                                                 . . .      Each night I fill my notebooks with formula

And instructions to myself and others on what to do of what to study of where to 

Go who to talk to and when. I make lists of words, names, events, processes,

necessary stages of what we have come to realize is protracted. And what we do we 

will do.

(We can relate to some of the above)


*now "lift[ed] into the outer waygonsphere"?

TiR often wonders whether the true ur- or sous-texte of this blog is the death, and survival, of print culture.

April 29, 2014

April's top dozen 


Peter Trawny on Heidegger's Denktagebuch: "This is a point that we can't contextualize any more. No hermeneutics can save this."

Piketty on how le passé dévore l'avenir; S. Durlauf on abolition as "the most important anti-inequality movement in the history of the country"


Lola Beltrán's "Te Traigo Estas Flores"
Francis Francine's ritualistic transformation in "Lonesome Cowboys"
          ["Lonesome Cowboys" filming location today]

the great Fran Lebowitz:  "I’m sick of looking at Andy’s work, and even sicker of his disciples."

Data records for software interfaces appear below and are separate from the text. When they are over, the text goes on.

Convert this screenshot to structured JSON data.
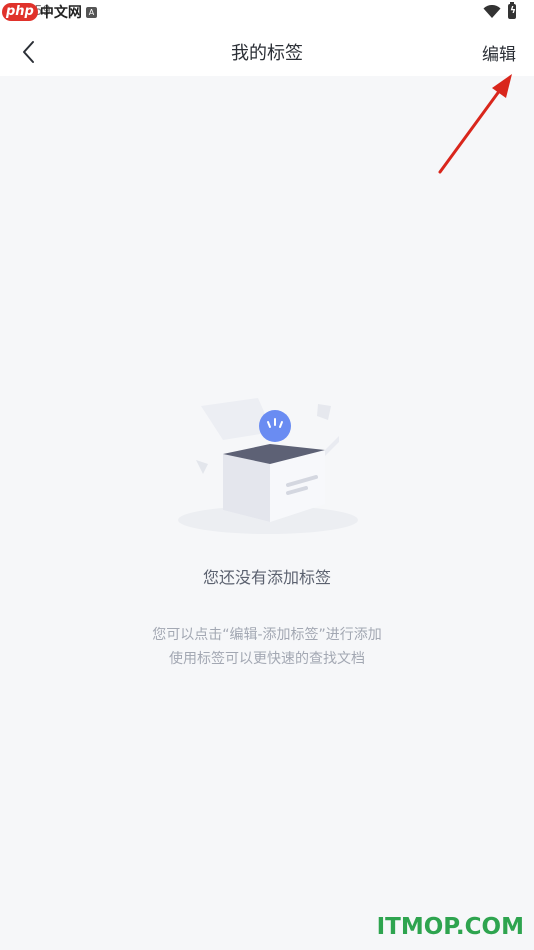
{
  "status_bar": {
    "time": ":59",
    "watermark_logo": "php",
    "watermark_text": "中文网",
    "notif_icon_letter": "A",
    "icons": [
      "wifi-icon",
      "battery-icon"
    ]
  },
  "navbar": {
    "back_icon": "chevron-left-icon",
    "title": "我的标签",
    "edit_label": "编辑"
  },
  "empty_state": {
    "illustration": "open-box-illustration",
    "title": "您还没有添加标签",
    "desc_line1": "您可以点击“编辑-添加标签”进行添加",
    "desc_line2": "使用标签可以更快速的查找文档"
  },
  "watermark": "ITMOP.COM",
  "colors": {
    "background": "#f6f7f9",
    "accent_blue": "#6a8cf2",
    "annotation_red": "#d9261c",
    "watermark_green": "#2ea44f"
  }
}
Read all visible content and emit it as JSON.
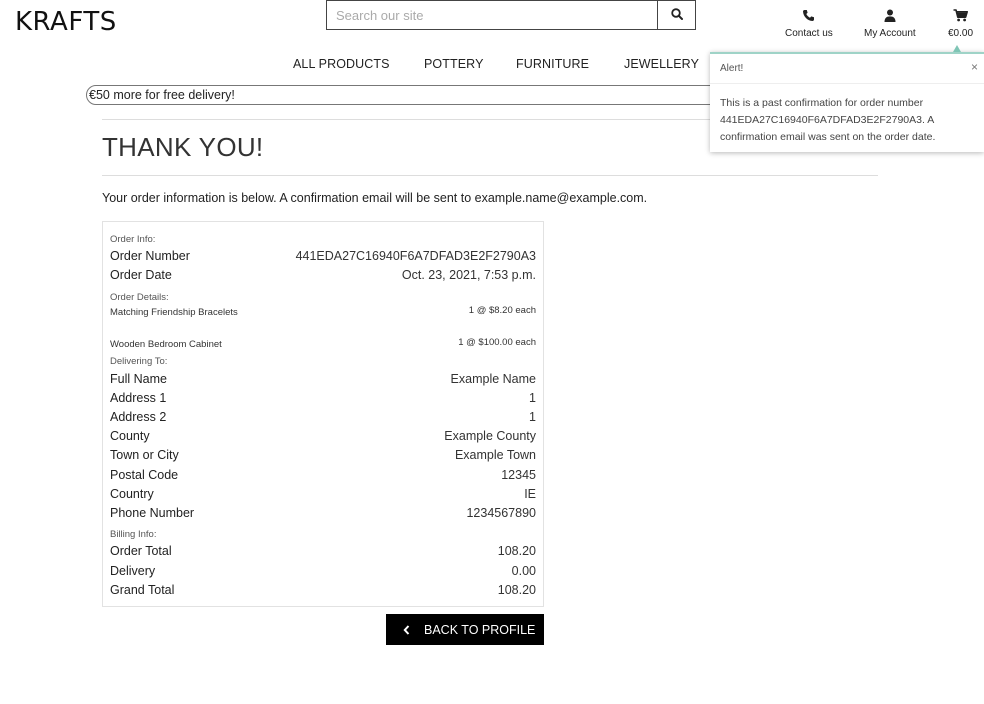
{
  "header": {
    "logo": "KRAFTS",
    "search_placeholder": "Search our site",
    "contact_label": "Contact us",
    "account_label": "My Account",
    "cart_total": "€0.00"
  },
  "nav": [
    "ALL PRODUCTS",
    "POTTERY",
    "FURNITURE",
    "JEWELLERY"
  ],
  "promo": "€50 more for free delivery!",
  "page": {
    "title": "THANK YOU!",
    "intro": "Your order information is below. A confirmation email will be sent to example.name@example.com."
  },
  "order": {
    "info_heading": "Order Info:",
    "number_label": "Order Number",
    "number": "441EDA27C16940F6A7DFAD3E2F2790A3",
    "date_label": "Order Date",
    "date": "Oct. 23, 2021, 7:53 p.m.",
    "details_heading": "Order Details:",
    "items": [
      {
        "name": "Matching Friendship Bracelets",
        "qty": "1 @ $8.20 each"
      },
      {
        "name": "Wooden Bedroom Cabinet",
        "qty": "1 @ $100.00 each"
      }
    ],
    "delivery_heading": "Delivering To:",
    "delivery": [
      {
        "label": "Full Name",
        "value": "Example Name"
      },
      {
        "label": "Address 1",
        "value": "1"
      },
      {
        "label": "Address 2",
        "value": "1"
      },
      {
        "label": "County",
        "value": "Example County"
      },
      {
        "label": "Town or City",
        "value": "Example Town"
      },
      {
        "label": "Postal Code",
        "value": "12345"
      },
      {
        "label": "Country",
        "value": "IE"
      },
      {
        "label": "Phone Number",
        "value": "1234567890"
      }
    ],
    "billing_heading": "Billing Info:",
    "billing": [
      {
        "label": "Order Total",
        "value": "108.20"
      },
      {
        "label": "Delivery",
        "value": "0.00"
      },
      {
        "label": "Grand Total",
        "value": "108.20"
      }
    ]
  },
  "back_button": "BACK TO PROFILE",
  "alert": {
    "title": "Alert!",
    "close": "×",
    "message": "This is a past confirmation for order number 441EDA27C16940F6A7DFAD3E2F2790A3. A confirmation email was sent on the order date."
  },
  "icons": {
    "search": "search-icon",
    "phone": "phone-icon",
    "account": "user-icon",
    "cart": "cart-icon",
    "back": "chevron-left-icon"
  },
  "colors": {
    "alert_accent": "#9fd3c7",
    "button_bg": "#000000"
  }
}
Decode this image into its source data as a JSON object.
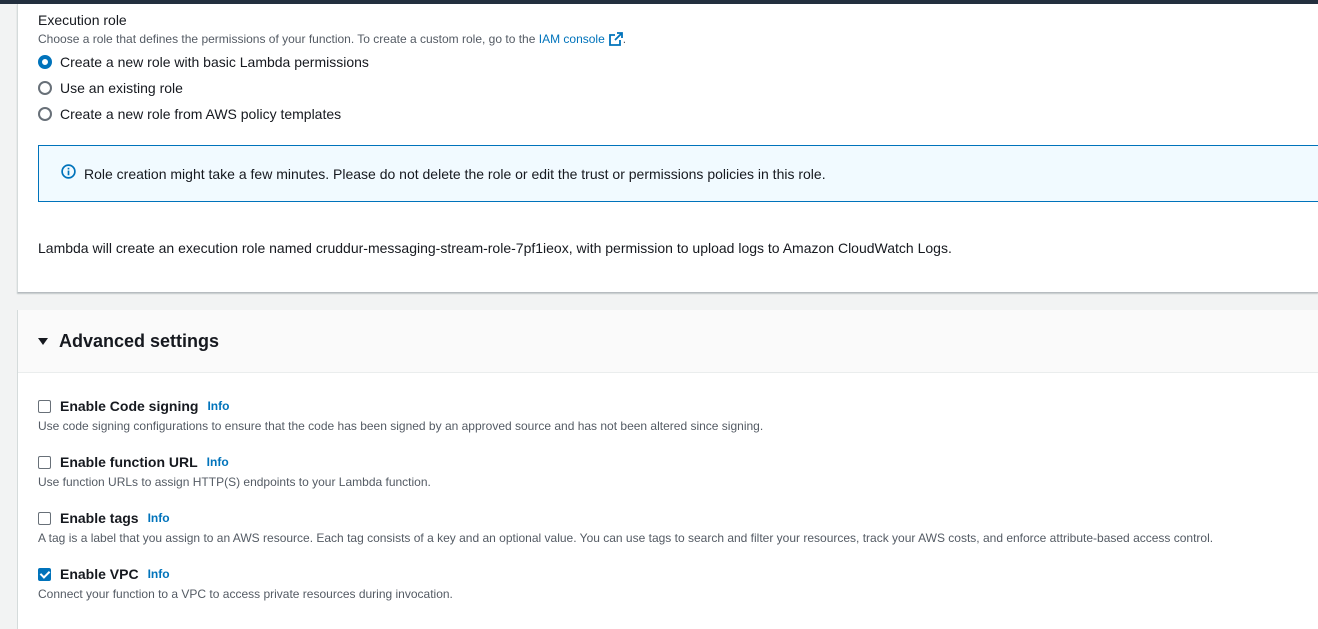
{
  "execution_role": {
    "title": "Execution role",
    "description": "Choose a role that defines the permissions of your function. To create a custom role, go to the",
    "link_text": "IAM console",
    "description_end": ".",
    "options": [
      {
        "label": "Create a new role with basic Lambda permissions",
        "selected": true
      },
      {
        "label": "Use an existing role",
        "selected": false
      },
      {
        "label": "Create a new role from AWS policy templates",
        "selected": false
      }
    ],
    "alert_text": "Role creation might take a few minutes. Please do not delete the role or edit the trust or permissions policies in this role.",
    "note": "Lambda will create an execution role named cruddur-messaging-stream-role-7pf1ieox, with permission to upload logs to Amazon CloudWatch Logs."
  },
  "advanced_settings": {
    "title": "Advanced settings",
    "expanded": true,
    "options": [
      {
        "label": "Enable Code signing",
        "info": "Info",
        "checked": false,
        "description": "Use code signing configurations to ensure that the code has been signed by an approved source and has not been altered since signing."
      },
      {
        "label": "Enable function URL",
        "info": "Info",
        "checked": false,
        "description": "Use function URLs to assign HTTP(S) endpoints to your Lambda function."
      },
      {
        "label": "Enable tags",
        "info": "Info",
        "checked": false,
        "description": "A tag is a label that you assign to an AWS resource. Each tag consists of a key and an optional value. You can use tags to search and filter your resources, track your AWS costs, and enforce attribute-based access control."
      },
      {
        "label": "Enable VPC",
        "info": "Info",
        "checked": true,
        "description": "Connect your function to a VPC to access private resources during invocation."
      }
    ]
  },
  "colors": {
    "accent": "#0073bb",
    "alert_bg": "#f1faff",
    "text": "#16191f",
    "muted": "#545b64"
  },
  "icons": {
    "external_link": "external-link-icon",
    "info": "info-circle-icon",
    "caret": "caret-down-icon"
  }
}
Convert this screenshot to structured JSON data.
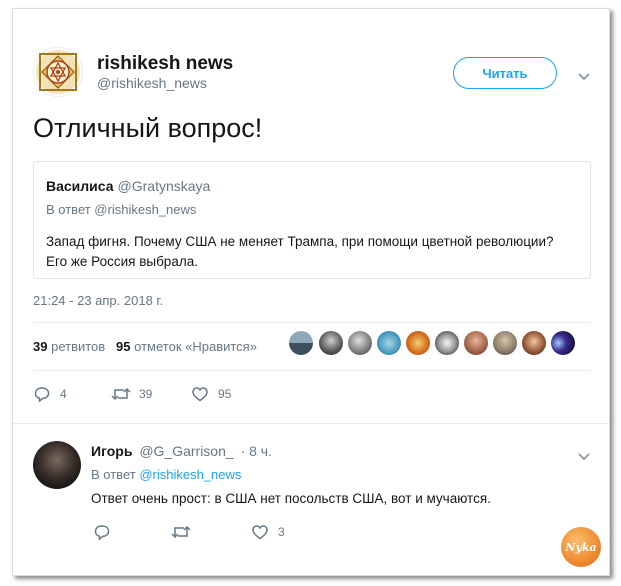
{
  "tweet": {
    "author_name": "rishikesh news",
    "author_handle": "@rishikesh_news",
    "follow_label": "Читать",
    "text": "Отличный вопрос!",
    "timestamp": "21:24 - 23 апр. 2018 г."
  },
  "quoted": {
    "name": "Василиса",
    "handle": "@Gratynskaya",
    "reply_to": "В ответ @rishikesh_news",
    "text_line1": "Запад фигня. Почему США не меняет Трампа, при помощи цветной революции?",
    "text_line2": "Его же Россия выбрала."
  },
  "stats": {
    "retweets_count": "39",
    "retweets_label": "ретвитов",
    "likes_count": "95",
    "likes_label": "отметок «Нравится»"
  },
  "actions": {
    "reply_count": "4",
    "retweet_count": "39",
    "like_count": "95"
  },
  "reply": {
    "name": "Игорь",
    "handle": "@G_Garrison_",
    "time": "· 8 ч.",
    "reply_prefix": "В ответ",
    "reply_to": "@rishikesh_news",
    "text": "Ответ очень прост: в США нет посольств США, вот и мучаются.",
    "like_count": "3"
  },
  "watermark": "Nyka",
  "colors": {
    "accent": "#1da1f2",
    "muted": "#657786",
    "text": "#14171a",
    "border": "#e1e8ed"
  }
}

Blind Summit Theater's astonishing puppetry contributions to "Madame Butterfly"

Frankie Faison's "the Doppler Effect joke," Jarmusch's "Permanent Vacation"

Orson Welles as valliant attempter at sneakily infiltrating the techniques of European surrealism into American mass culture?  (but also too: of Eisenstein)

 Dali, Boiffard and Lacan on the "paranoiac-critical method"


Chuito el de Bayamón's "El Niño Campesino"